What is needed:
Give the data again in full. Keep every line the same.

Supplied information:

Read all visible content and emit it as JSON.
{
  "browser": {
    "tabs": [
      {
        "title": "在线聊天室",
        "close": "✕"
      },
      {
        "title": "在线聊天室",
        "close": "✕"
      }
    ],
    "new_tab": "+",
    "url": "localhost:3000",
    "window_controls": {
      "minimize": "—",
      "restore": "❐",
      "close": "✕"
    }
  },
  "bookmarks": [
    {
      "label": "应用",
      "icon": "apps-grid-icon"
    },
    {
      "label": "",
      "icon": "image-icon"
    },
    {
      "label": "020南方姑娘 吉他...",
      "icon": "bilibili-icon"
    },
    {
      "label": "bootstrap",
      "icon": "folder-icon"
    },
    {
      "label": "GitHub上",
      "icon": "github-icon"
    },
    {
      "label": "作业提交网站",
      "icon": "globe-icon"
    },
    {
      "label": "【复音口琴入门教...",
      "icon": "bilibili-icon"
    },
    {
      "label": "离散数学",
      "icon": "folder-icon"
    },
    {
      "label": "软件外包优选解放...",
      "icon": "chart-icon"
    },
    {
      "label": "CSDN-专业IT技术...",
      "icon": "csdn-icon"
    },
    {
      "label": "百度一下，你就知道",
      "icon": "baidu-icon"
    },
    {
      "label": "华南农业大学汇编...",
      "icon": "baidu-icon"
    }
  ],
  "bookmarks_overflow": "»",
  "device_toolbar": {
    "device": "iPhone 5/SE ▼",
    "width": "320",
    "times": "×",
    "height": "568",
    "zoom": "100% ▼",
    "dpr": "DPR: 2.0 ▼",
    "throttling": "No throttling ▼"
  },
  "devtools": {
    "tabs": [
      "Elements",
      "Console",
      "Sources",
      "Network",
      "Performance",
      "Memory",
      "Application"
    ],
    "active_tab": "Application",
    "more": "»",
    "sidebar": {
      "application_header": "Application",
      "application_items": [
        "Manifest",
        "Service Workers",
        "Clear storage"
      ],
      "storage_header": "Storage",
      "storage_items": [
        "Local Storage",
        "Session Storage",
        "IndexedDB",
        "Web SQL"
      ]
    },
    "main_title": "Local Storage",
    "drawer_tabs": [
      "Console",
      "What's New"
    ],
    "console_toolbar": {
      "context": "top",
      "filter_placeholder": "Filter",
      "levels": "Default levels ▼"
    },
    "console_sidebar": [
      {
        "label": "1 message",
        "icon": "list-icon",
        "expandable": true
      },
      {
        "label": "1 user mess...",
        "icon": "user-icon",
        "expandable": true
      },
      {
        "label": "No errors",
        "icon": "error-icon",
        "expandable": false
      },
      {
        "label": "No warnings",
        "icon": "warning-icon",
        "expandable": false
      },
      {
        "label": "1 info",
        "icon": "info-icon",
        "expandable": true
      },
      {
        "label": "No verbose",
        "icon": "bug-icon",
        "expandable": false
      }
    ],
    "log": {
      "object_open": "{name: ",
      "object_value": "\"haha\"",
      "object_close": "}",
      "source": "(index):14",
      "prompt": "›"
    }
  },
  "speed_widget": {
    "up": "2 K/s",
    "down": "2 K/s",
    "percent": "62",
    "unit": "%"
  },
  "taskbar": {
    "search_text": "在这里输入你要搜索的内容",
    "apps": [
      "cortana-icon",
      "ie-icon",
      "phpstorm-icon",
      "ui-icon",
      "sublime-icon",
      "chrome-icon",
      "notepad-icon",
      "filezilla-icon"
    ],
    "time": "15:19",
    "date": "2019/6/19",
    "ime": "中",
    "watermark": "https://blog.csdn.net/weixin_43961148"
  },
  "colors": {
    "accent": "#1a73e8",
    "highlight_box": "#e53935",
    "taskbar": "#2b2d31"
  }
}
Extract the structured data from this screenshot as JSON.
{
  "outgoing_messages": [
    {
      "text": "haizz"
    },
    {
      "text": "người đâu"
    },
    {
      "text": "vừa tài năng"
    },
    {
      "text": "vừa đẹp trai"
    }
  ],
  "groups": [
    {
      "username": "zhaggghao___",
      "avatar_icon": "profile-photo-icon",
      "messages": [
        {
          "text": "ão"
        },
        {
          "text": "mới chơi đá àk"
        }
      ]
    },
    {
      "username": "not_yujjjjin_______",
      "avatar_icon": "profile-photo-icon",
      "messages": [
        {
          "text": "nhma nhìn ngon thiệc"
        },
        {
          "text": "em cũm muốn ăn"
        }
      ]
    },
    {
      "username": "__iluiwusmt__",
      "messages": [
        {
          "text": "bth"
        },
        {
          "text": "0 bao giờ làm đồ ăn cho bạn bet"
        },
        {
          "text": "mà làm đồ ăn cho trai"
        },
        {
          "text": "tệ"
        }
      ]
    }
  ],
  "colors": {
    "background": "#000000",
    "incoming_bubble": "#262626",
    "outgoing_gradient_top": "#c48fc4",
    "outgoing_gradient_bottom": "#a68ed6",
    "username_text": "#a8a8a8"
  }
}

Response box:
Read all visible content and emit it as JSON.
{
  "browser": {
    "tabs": [
      {
        "title": "在线聊天室",
        "close": "✕"
      },
      {
        "title": "在线聊天室",
        "close": "✕"
      }
    ],
    "new_tab": "+",
    "url": "localhost:3000",
    "window_controls": {
      "minimize": "—",
      "restore": "❐",
      "close": "✕"
    }
  },
  "bookmarks": [
    {
      "label": "应用",
      "icon": "apps-grid-icon"
    },
    {
      "label": "",
      "icon": "image-icon"
    },
    {
      "label": "020南方姑娘 吉他...",
      "icon": "bilibili-icon"
    },
    {
      "label": "bootstrap",
      "icon": "folder-icon"
    },
    {
      "label": "GitHub上",
      "icon": "github-icon"
    },
    {
      "label": "作业提交网站",
      "icon": "globe-icon"
    },
    {
      "label": "【复音口琴入门教...",
      "icon": "bilibili-icon"
    },
    {
      "label": "离散数学",
      "icon": "folder-icon"
    },
    {
      "label": "软件外包优选解放...",
      "icon": "chart-icon"
    },
    {
      "label": "CSDN-专业IT技术...",
      "icon": "csdn-icon"
    },
    {
      "label": "百度一下，你就知道",
      "icon": "baidu-icon"
    },
    {
      "label": "华南农业大学汇编...",
      "icon": "baidu-icon"
    }
  ],
  "bookmarks_overflow": "»",
  "device_toolbar": {
    "device": "iPhone 5/SE ▼",
    "width": "320",
    "times": "×",
    "height": "568",
    "zoom": "100% ▼",
    "dpr": "DPR: 2.0 ▼",
    "throttling": "No throttling ▼"
  },
  "devtools": {
    "tabs": [
      "Elements",
      "Console",
      "Sources",
      "Network",
      "Performance",
      "Memory",
      "Application"
    ],
    "active_tab": "Application",
    "more": "»",
    "sidebar": {
      "application_header": "Application",
      "application_items": [
        "Manifest",
        "Service Workers",
        "Clear storage"
      ],
      "storage_header": "Storage",
      "storage_items": [
        "Local Storage",
        "Session Storage",
        "IndexedDB",
        "Web SQL"
      ]
    },
    "main_title": "Local Storage",
    "drawer_tabs": [
      "Console",
      "What's New"
    ],
    "console_toolbar": {
      "context": "top",
      "filter_placeholder": "Filter",
      "levels": "Default levels ▼"
    },
    "console_sidebar": [
      {
        "label": "1 message",
        "icon": "list-icon",
        "expandable": true
      },
      {
        "label": "1 user mess...",
        "icon": "user-icon",
        "expandable": true
      },
      {
        "label": "No errors",
        "icon": "error-icon",
        "expandable": false
      },
      {
        "label": "No warnings",
        "icon": "warning-icon",
        "expandable": false
      },
      {
        "label": "1 info",
        "icon": "info-icon",
        "expandable": true
      },
      {
        "label": "No verbose",
        "icon": "bug-icon",
        "expandable": false
      }
    ],
    "log": {
      "object_open": "{name: ",
      "object_value": "\"haha\"",
      "object_close": "}",
      "source": "(index):14",
      "prompt": "›"
    }
  },
  "speed_widget": {
    "up": "2 K/s",
    "down": "2 K/s",
    "percent": "62",
    "unit": "%"
  },
  "taskbar": {
    "search_text": "在这里输入你要搜索的内容",
    "apps": [
      "cortana-icon",
      "ie-icon",
      "phpstorm-icon",
      "ui-icon",
      "sublime-icon",
      "chrome-icon",
      "notepad-icon",
      "filezilla-icon"
    ],
    "time": "15:19",
    "date": "2019/6/19",
    "ime": "中",
    "watermark": "https://blog.csdn.net/weixin_43961148"
  },
  "colors": {
    "accent": "#1a73e8",
    "highlight_box": "#e53935",
    "taskbar": "#2b2d31"
  }
}
Extract the structured data from this screenshot as JSON.
{
  "outgoing_messages": [
    {
      "text": "haizz"
    },
    {
      "text": "người đâu"
    },
    {
      "text": "vừa tài năng"
    },
    {
      "text": "vừa đẹp trai"
    }
  ],
  "groups": [
    {
      "username": "zhaggghao___",
      "avatar_icon": "profile-photo-icon",
      "messages": [
        {
          "text": "ão"
        },
        {
          "text": "mới chơi đá àk"
        }
      ]
    },
    {
      "username": "not_yujjjjin_______",
      "avatar_icon": "profile-photo-icon",
      "messages": [
        {
          "text": "nhma nhìn ngon thiệc"
        },
        {
          "text": "em cũm muốn ăn"
        }
      ]
    },
    {
      "username": "__iluiwusmt__",
      "messages": [
        {
          "text": "bth"
        },
        {
          "text": "0 bao giờ làm đồ ăn cho bạn bet"
        },
        {
          "text": "mà làm đồ ăn cho trai"
        },
        {
          "text": "tệ"
        }
      ]
    }
  ],
  "colors": {
    "background": "#000000",
    "incoming_bubble": "#262626",
    "outgoing_gradient_top": "#c48fc4",
    "outgoing_gradient_bottom": "#a68ed6",
    "username_text": "#a8a8a8"
  }
}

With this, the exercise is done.